• Publications
  • Influence
Racemic amino acids from the ultraviolet photolysis of interstellar ice analogues
A laboratory demonstration that glycine, alanine and serine naturally form from ultraviolet photolysis of the analogues of icy interstellar grains is reported, suggesting that at least some meteoritic amino acids are the result of interstellar photochemistry, rather than formation in liquid water on an early Solar System body.
Carbonaceous meteorites contain a wide range of extraterrestrial nucleobases
The results demonstrate that the purines detected in meteorites are consistent with products of ammonium cyanide chemistry, which provides a plausible mechanism for their synthesis in the asteroid parent bodies, and strongly supports an extraterrestrial origin.
Enrichment of the amino acid l-isovaline by aqueous alteration on CI and CM meteorite parent bodies
  • D. Glavin, J. Dworkin
  • Medicine, Chemistry
    Proceedings of the National Academy of Sciences
  • 7 April 2009
The large asymmetry in isovaline and other α-dialkyl amino acids found in altered CI and CM meteorites suggests that amino acids delivered by asteroids, comets, and their fragments would have biased the Earth's prebiotic organic inventory with left-handed molecules before the origin of life.
The first cell membranes.
The first forms of cellular life required self-assembled membranes that were likely to have been produced from amphiphilic compounds on the prebiotic Earth, and laboratory simulations show that such vesicles readily encapsulate functional macromolecules, including nucleic acids and polymerases.
The Photostability of Amino Acids in Space
Organic compounds observed in the interstellar medium and in solar system bodies are of particular importance for revealing the chemistry that may have led to life’s origin.
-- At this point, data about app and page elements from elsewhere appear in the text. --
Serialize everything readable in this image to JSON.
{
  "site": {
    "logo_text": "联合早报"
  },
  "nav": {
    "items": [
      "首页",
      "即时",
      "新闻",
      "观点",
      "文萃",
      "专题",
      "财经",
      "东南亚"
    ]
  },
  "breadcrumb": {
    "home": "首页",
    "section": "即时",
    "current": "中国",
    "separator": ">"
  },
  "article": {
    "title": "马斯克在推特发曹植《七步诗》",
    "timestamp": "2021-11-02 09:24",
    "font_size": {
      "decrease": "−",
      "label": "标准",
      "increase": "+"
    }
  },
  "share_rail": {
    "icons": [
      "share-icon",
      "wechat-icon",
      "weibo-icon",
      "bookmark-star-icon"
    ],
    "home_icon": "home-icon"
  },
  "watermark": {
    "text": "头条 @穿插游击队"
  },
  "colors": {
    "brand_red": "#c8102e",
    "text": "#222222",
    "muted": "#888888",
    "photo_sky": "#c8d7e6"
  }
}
Among these compounds,
OSIRIS-REx: Sample Return from Asteroid (101955) Bennu
In May of 2011, NASA selected the Origins, Spectral Interpretation, Resource Identification, and Security–Regolith Explorer (OSIRIS-REx) asteroid sample return mission as the third mission in the New
The Sample Analysis at Mars Investigation and Instrument Suite
The Sample Analysis at Mars (SAM) investigation of the Mars Science Laboratory (MSL) addresses the chemical and isotopic composition of the atmosphere and volatiles extracted from solid samples. The
Comet 81P/Wild 2 Under a Microscope
The Stardust spacecraft collected thousands of particles from comet 81P/Wild 2 and returned them to Earth for laboratory study. The preliminary examination of these samples shows that the nonvolatile
Organics Captured from Comet 81P/Wild 2 by the Stardust Spacecraft
The presence of deuterium and nitrogen-15 excesses suggest that some organics have an interstellar/protostellar heritage and a diverse suite of organic compounds is present and identifiable within the returned samples.
Organic molecules in the Sheepbed Mudstone, Gale Crater, Mars
Chlorinated hydrocarbons identified in the Sheepbed mudstone by SAM are the reaction products of Martian chlorine and organic carbon derived from Martian sources or exogenous sources such as meteorites, comets, or interplanetary dust particles.